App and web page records
^^^^^^^^
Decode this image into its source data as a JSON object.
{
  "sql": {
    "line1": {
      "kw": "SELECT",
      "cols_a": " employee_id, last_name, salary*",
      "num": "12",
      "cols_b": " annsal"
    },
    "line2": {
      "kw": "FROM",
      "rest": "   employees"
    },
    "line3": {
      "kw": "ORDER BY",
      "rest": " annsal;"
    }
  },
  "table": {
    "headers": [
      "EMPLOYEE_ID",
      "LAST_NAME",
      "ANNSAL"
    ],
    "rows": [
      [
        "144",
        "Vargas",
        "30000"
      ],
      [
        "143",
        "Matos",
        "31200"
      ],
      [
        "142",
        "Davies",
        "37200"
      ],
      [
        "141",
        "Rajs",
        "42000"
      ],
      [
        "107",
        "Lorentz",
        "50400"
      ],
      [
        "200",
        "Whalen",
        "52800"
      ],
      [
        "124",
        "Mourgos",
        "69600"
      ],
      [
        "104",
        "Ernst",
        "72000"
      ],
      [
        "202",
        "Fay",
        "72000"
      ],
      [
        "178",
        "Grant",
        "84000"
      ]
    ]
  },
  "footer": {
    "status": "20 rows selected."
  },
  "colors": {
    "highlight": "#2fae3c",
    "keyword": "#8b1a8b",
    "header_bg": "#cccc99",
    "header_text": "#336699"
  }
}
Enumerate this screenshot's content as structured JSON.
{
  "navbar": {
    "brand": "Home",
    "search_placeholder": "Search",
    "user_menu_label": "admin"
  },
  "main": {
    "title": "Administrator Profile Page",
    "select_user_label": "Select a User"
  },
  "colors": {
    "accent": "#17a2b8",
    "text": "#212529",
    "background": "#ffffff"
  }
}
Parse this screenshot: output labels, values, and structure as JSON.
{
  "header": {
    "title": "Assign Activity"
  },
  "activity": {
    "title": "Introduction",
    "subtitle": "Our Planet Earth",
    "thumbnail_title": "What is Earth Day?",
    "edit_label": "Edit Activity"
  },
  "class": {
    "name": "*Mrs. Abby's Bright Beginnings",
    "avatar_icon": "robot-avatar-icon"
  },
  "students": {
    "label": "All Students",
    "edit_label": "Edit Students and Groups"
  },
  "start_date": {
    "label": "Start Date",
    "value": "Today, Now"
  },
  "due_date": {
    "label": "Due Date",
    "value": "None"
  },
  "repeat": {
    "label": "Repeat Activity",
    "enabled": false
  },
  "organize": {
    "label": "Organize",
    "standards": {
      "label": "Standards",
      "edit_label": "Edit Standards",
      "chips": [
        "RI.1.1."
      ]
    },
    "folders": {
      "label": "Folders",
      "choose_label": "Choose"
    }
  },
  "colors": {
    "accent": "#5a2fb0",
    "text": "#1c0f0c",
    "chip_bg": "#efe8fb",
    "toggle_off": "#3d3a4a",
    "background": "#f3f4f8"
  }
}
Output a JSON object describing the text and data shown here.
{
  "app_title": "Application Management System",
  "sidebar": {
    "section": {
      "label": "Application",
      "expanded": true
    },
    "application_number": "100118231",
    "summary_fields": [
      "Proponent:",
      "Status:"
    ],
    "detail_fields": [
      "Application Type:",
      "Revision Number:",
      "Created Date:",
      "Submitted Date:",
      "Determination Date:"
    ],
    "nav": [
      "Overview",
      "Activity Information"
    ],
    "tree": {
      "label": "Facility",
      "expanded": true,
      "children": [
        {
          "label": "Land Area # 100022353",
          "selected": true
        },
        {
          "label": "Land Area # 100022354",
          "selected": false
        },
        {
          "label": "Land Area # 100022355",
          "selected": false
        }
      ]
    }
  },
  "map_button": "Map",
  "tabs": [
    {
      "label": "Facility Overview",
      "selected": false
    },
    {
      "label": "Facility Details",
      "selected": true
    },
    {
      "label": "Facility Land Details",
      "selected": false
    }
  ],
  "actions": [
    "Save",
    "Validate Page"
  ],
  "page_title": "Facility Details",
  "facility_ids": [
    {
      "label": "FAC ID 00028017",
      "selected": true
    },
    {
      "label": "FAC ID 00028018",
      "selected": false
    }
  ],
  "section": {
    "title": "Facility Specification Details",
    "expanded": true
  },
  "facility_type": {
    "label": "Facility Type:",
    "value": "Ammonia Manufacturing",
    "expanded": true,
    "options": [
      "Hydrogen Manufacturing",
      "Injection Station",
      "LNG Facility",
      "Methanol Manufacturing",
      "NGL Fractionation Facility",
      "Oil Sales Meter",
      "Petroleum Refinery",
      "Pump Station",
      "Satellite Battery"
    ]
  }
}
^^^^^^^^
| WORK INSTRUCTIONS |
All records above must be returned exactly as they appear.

| RESPONSE BOX |
Decode this image into its source data as a JSON object.
{
  "sql": {
    "line1": {
      "kw": "SELECT",
      "cols_a": " employee_id, last_name, salary*",
      "num": "12",
      "cols_b": " annsal"
    },
    "line2": {
      "kw": "FROM",
      "rest": "   employees"
    },
    "line3": {
      "kw": "ORDER BY",
      "rest": " annsal;"
    }
  },
  "table": {
    "headers": [
      "EMPLOYEE_ID",
      "LAST_NAME",
      "ANNSAL"
    ],
    "rows": [
      [
        "144",
        "Vargas",
        "30000"
      ],
      [
        "143",
        "Matos",
        "31200"
      ],
      [
        "142",
        "Davies",
        "37200"
      ],
      [
        "141",
        "Rajs",
        "42000"
      ],
      [
        "107",
        "Lorentz",
        "50400"
      ],
      [
        "200",
        "Whalen",
        "52800"
      ],
      [
        "124",
        "Mourgos",
        "69600"
      ],
      [
        "104",
        "Ernst",
        "72000"
      ],
      [
        "202",
        "Fay",
        "72000"
      ],
      [
        "178",
        "Grant",
        "84000"
      ]
    ]
  },
  "footer": {
    "status": "20 rows selected."
  },
  "colors": {
    "highlight": "#2fae3c",
    "keyword": "#8b1a8b",
    "header_bg": "#cccc99",
    "header_text": "#336699"
  }
}
Enumerate this screenshot's content as structured JSON.
{
  "navbar": {
    "brand": "Home",
    "search_placeholder": "Search",
    "user_menu_label": "admin"
  },
  "main": {
    "title": "Administrator Profile Page",
    "select_user_label": "Select a User"
  },
  "colors": {
    "accent": "#17a2b8",
    "text": "#212529",
    "background": "#ffffff"
  }
}
Parse this screenshot: output labels, values, and structure as JSON.
{
  "header": {
    "title": "Assign Activity"
  },
  "activity": {
    "title": "Introduction",
    "subtitle": "Our Planet Earth",
    "thumbnail_title": "What is Earth Day?",
    "edit_label": "Edit Activity"
  },
  "class": {
    "name": "*Mrs. Abby's Bright Beginnings",
    "avatar_icon": "robot-avatar-icon"
  },
  "students": {
    "label": "All Students",
    "edit_label": "Edit Students and Groups"
  },
  "start_date": {
    "label": "Start Date",
    "value": "Today, Now"
  },
  "due_date": {
    "label": "Due Date",
    "value": "None"
  },
  "repeat": {
    "label": "Repeat Activity",
    "enabled": false
  },
  "organize": {
    "label": "Organize",
    "standards": {
      "label": "Standards",
      "edit_label": "Edit Standards",
      "chips": [
        "RI.1.1."
      ]
    },
    "folders": {
      "label": "Folders",
      "choose_label": "Choose"
    }
  },
  "colors": {
    "accent": "#5a2fb0",
    "text": "#1c0f0c",
    "chip_bg": "#efe8fb",
    "toggle_off": "#3d3a4a",
    "background": "#f3f4f8"
  }
}
Output a JSON object describing the text and data shown here.
{
  "app_title": "Application Management System",
  "sidebar": {
    "section": {
      "label": "Application",
      "expanded": true
    },
    "application_number": "100118231",
    "summary_fields": [
      "Proponent:",
      "Status:"
    ],
    "detail_fields": [
      "Application Type:",
      "Revision Number:",
      "Created Date:",
      "Submitted Date:",
      "Determination Date:"
    ],
    "nav": [
      "Overview",
      "Activity Information"
    ],
    "tree": {
      "label": "Facility",
      "expanded": true,
      "children": [
        {
          "label": "Land Area # 100022353",
          "selected": true
        },
        {
          "label": "Land Area # 100022354",
          "selected": false
        },
        {
          "label": "Land Area # 100022355",
          "selected": false
        }
      ]
    }
  },
  "map_button": "Map",
  "tabs": [
    {
      "label": "Facility Overview",
      "selected": false
    },
    {
      "label": "Facility Details",
      "selected": true
    },
    {
      "label": "Facility Land Details",
      "selected": false
    }
  ],
  "actions": [
    "Save",
    "Validate Page"
  ],
  "page_title": "Facility Details",
  "facility_ids": [
    {
      "label": "FAC ID 00028017",
      "selected": true
    },
    {
      "label": "FAC ID 00028018",
      "selected": false
    }
  ],
  "section": {
    "title": "Facility Specification Details",
    "expanded": true
  },
  "facility_type": {
    "label": "Facility Type:",
    "value": "Ammonia Manufacturing",
    "expanded": true,
    "options": [
      "Hydrogen Manufacturing",
      "Injection Station",
      "LNG Facility",
      "Methanol Manufacturing",
      "NGL Fractionation Facility",
      "Oil Sales Meter",
      "Petroleum Refinery",
      "Pump Station",
      "Satellite Battery"
    ]
  }
}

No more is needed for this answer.